**DATA TO USE**

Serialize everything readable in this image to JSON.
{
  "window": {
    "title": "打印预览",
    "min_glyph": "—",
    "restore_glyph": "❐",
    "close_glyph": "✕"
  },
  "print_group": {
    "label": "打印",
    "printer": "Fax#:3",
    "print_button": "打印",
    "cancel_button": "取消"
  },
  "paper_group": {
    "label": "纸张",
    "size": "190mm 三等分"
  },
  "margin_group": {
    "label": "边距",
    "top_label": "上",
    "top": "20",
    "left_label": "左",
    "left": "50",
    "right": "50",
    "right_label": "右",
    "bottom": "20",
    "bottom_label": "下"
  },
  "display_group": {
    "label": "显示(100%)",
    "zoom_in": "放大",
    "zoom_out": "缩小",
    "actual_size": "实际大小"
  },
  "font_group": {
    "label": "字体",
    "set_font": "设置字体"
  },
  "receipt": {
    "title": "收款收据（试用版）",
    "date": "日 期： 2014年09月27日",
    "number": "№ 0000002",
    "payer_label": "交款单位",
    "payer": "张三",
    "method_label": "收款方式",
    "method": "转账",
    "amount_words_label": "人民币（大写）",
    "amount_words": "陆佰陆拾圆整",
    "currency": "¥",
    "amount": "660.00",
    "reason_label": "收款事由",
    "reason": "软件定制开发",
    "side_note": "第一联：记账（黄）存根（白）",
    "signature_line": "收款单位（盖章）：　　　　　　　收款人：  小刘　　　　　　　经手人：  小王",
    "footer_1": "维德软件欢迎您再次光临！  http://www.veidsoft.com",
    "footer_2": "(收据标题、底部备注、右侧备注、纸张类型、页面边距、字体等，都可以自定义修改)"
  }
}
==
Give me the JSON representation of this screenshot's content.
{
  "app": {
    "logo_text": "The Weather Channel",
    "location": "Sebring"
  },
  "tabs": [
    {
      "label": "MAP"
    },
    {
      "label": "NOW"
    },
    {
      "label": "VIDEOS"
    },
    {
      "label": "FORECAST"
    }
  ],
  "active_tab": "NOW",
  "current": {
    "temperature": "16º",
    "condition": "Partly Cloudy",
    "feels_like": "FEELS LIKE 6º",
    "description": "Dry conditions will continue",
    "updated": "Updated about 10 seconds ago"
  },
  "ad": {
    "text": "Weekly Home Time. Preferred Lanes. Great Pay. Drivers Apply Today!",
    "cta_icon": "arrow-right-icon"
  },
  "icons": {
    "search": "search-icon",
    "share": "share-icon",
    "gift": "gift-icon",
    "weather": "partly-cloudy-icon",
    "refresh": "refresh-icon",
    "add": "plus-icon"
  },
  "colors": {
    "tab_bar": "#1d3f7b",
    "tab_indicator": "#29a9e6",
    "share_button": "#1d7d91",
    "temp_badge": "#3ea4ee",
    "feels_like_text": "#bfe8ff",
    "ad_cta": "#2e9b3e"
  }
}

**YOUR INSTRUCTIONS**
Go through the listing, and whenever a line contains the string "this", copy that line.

**ANSWER TO THE PROBLEM**
Serialize everything readable in this image to JSON.
Give me the JSON representation of this screenshot's content.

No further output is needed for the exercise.